When Great Northern Corp. added an onsite wellness clinic in 2016, the company’s nurse practitioner quickly became part of the team.
The Appleton-based employer had long provided an onsite nurse to promote health and wellness and treat work-related injuries, but the organization decided to expand its offerings. Through ThedaCare at Work, an occupational health service for employers and workers, the company now offers a clinic available to its 400 Fox Cities employees and their spouses.
Brian Diermeier, vice president of human resources at GNC, says the company ensures the nurse practitioner maintains a visible presence in the company, getting involved in safety meetings and creating wellness challenges for employees.
“As people come to see her, they’re building that relationship a whole lot more,” Diermeier says.
GNC’s experience is familiar to Chris Hess, vice president of market development and sales for ThedaCare. The company’s providers become a part of the culture of the workplaces they serve and get to know the people there.
As health care costs continue to increase, the move to add onsite workplace wellness options has grown in popularity. In the past two-and-a half years, ThedaCare has added more than 20 new workplace engagements with nurse practitioners, Hess says.
Hess attributes the growth to a rise in consumerism. With rising health costs, Hess says employers have been forced to share in that cost with consumers. This has led to cost shifting, more high-deductible plans than ever and an increase in health spending accounts.

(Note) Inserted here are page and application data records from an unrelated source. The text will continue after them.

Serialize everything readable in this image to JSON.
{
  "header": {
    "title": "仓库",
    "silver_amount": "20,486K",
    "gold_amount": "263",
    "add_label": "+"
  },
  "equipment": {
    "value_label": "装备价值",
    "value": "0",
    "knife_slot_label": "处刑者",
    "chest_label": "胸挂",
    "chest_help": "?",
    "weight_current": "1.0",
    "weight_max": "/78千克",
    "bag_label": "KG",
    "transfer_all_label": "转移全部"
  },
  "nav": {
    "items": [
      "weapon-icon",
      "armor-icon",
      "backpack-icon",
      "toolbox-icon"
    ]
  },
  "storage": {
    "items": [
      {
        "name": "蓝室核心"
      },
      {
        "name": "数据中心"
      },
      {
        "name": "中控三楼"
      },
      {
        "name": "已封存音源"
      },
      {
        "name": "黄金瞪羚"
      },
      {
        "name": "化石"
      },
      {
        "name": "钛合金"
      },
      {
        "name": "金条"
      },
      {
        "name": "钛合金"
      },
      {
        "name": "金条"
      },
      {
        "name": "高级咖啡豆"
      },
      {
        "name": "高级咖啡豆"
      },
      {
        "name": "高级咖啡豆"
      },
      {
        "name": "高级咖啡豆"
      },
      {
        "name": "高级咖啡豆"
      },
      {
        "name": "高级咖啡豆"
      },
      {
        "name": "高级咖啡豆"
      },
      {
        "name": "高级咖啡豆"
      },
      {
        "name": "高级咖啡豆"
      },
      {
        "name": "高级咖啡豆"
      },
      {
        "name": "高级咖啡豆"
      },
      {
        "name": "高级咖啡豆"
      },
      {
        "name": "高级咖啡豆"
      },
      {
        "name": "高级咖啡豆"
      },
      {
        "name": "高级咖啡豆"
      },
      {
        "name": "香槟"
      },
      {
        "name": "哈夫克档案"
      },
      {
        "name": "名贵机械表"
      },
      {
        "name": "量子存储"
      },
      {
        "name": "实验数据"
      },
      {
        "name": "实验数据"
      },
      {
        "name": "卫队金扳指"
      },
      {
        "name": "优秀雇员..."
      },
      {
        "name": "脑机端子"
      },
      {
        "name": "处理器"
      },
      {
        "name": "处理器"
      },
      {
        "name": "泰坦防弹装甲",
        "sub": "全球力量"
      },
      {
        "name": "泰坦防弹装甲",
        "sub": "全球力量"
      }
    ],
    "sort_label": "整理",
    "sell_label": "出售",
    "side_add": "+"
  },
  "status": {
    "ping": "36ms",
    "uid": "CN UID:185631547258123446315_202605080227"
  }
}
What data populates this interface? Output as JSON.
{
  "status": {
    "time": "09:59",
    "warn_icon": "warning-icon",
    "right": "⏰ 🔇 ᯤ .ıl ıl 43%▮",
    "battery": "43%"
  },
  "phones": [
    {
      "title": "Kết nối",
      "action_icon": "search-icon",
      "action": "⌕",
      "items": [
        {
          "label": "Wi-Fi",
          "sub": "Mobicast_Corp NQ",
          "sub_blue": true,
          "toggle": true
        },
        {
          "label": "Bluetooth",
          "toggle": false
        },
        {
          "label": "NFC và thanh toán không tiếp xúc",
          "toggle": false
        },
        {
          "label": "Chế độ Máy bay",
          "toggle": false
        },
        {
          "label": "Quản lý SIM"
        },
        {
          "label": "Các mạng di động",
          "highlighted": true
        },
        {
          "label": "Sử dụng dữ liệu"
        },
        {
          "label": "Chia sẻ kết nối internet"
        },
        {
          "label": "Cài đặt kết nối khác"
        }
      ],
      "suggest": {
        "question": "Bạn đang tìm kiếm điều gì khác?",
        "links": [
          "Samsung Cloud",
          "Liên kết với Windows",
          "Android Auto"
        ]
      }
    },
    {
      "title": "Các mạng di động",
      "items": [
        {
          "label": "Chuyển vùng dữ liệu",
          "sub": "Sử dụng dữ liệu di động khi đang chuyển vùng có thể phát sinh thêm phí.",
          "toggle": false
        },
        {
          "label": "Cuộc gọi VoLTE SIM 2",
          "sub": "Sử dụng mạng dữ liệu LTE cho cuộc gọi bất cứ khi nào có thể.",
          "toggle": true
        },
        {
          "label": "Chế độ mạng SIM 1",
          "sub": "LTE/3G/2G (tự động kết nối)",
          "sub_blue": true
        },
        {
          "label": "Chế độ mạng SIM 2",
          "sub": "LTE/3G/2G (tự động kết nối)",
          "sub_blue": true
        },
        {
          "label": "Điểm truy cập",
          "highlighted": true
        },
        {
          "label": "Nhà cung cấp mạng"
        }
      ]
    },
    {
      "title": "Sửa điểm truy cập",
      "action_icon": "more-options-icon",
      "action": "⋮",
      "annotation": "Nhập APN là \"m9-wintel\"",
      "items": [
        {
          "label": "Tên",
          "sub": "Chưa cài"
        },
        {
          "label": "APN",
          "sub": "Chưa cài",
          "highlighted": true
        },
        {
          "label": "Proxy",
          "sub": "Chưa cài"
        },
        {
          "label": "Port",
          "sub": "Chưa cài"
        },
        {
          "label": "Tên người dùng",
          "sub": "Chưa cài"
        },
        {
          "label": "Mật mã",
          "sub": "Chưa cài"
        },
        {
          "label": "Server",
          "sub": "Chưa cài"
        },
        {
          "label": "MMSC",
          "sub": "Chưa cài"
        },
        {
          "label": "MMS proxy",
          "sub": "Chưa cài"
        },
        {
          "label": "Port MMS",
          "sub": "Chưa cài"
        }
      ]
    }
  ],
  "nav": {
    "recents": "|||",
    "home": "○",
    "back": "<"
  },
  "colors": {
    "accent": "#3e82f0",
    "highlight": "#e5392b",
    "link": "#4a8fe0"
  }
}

“All of that’s driving consumerism, so consumers are more cautious with their health care dollars,” Hess says. “Bringing care onsite is a win-win for the employer and the consumer.”
Employers typically reap a 2-to-1 return on their investment for onsite care, Hess says. Consumers benefit because their deductible doesn’t take a hit and they can access care with no out-of-pocket expenses and receive it in the best cost environment possible.
Health care organizations offer a variety of solutions to employers. ThedaCare’s offerings range from health coaches at workplaces working on wellness to RNs to clinics staffed with a nurse practitioner or doctor working with chronic diseases, preventative services and acute care. Small to medium-size manufacturers may choose to have someone onsite eight to 20 hours per week.
Green Bay’s Prevea Health offers services through LeadWell, its corporate wellness program. Mark Hillesheim, director of client relations for the program, says Prevea’s Well Said educational program has been its most popular option.
With Well Said, providers conduct free informational sessions on topics such as nutrition, smoking cessation and biometrics. The organization also offers health coaches, occupational health services and onsite or near-site clinics, with all solutions tailored to company needs.
Prevea has been offering Well Said for eight years, and Hillesheim says he’s witnessed a change in the way employers view health care. “Over that time, I think more and more companies are focused on the health and wellness of their employees.”
Hillesheim says onsite care leads to better productivity and outcomes. Furthermore, it reduces barriers to people seeking health care. This is especially important in manufacturing environments, he says, which include demographics of people who aren’t as likely to seek medical care on their own.
More than 50 companies use a Prevea onsite or near-site clinic, and hundreds use its free programs. Hillesheim says many employers have been able to reduce or hold steady health care costs with onsite programs in place, with some saving hundreds of thousands of dollars. Incorporating these programs also can give companies a competitive advantage in the race for talent, he says.
Onsite care can mean less time lost. An average consumer spends two hours going to a primary care appointment, Hess says. If that employee accesses service at work instead, that figure gets closer to 30 minutes.
“That’s a big savings to our employers, especially the manufacturers,” Hess says. “People can leave the line without shutting down the line or causing any kind of production issues and be right back to work within 30 minutes.”
Perhaps the best outcome for these programs, though, is positive health changes, Hess says. He’s seen cases of people who, through lifestyle changes, can get off insulin for diabetes, discontinue use of sleep machines for sleep apnea, or stop taking cholesterol medications. All of these, he says, improve quality of life.
Hess says onsite care also leads to smarter consumers, which can in turn pay dividends to employers.
“They’re learning how to interface with health care delivery so when they do have to do it out of the onsite clinic, they ask better questions, they make smarter decisions, they do their research,” he says. “So, we’re basically seeing a rise in the knowledge base of the individual consumer when people access our care onsite.”